Design and technology is unique in the school curriculum in that it poses student with practical challenges to which there is no single ‘right answer’ and require creativity and technical competence. The shift from a craft education to design-driven technology education presents practical, philosophical, and pedagogical challenges. This paper attempts to analyse what would be a suitable teacher qualities for teachers teaching design and technology. To do this, this paper will look into various areas from the subject itself and of course the teachers themselves.
Experience of Design and Technology (D&T) education
Designing is the act of generating, developing and communicating ideas for ...view middle of the document...
(D. Barlex, 2011) A challenge that is balanced by the availability of existing skills that enables us to respond confidently to that challenge can result in a flow of intense concentration and enjoyment coupled with peak performance. But if the challenge is high but the skill level, low, the result is anxiety. As teacher managing learning in which design is central, if we want our students to be creative and experience ‘flow’ then we need to ensure an appropriate challenge skill balance.
From this experience it can be seen that, ‘the theory underlying pupil learning has moved from the behaviourist approach through constructivism and social constructivism to situated cognition’. (Zanker and Owen-Jackson, ). Learning is no longer considered and accumulation of facts, but rather is formed in social, contextual, and authentic ways. One where students’ learning happens in context as they address challenges and problem and students construct their own understanding and knowledge of the world through experiencing things and reflecting, where they are active creators of their own knowledge.
How do pupils learn in D&T?

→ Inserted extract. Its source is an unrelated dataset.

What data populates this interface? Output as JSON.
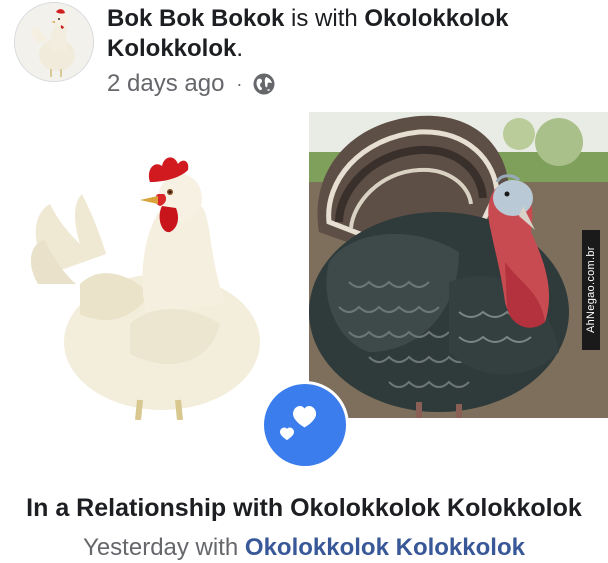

Tara Page, In identity and practice, contends that teacher and learner identities are pedagogised and that the practices and discourses that exists within the field of education, such as curriculum and assessment construct these identities. This means that by performing these practices and discourses, one’s identity is constructed. This means that what guides a teacher classroom practice are more of their use of curricula, programmes or resources and less of their theoretical understanding of how pupils learn. Assessment can achieve different purpose and for the classroom teacher the priority has to be how it can directly support learning and teaching. In D&T pupils undertaking the course worked through design briefs and were assessed on a scale of 0-10. (See appendix A). The rubrics has been helpful in the provision of a rationale that freed the syllabus writers from prescribing a fixed set of knowledge and skills to be taught and examined because it will not be possible to itemize a syllabus for practical work under the heading of specific knowledge or motor skills because it may vary...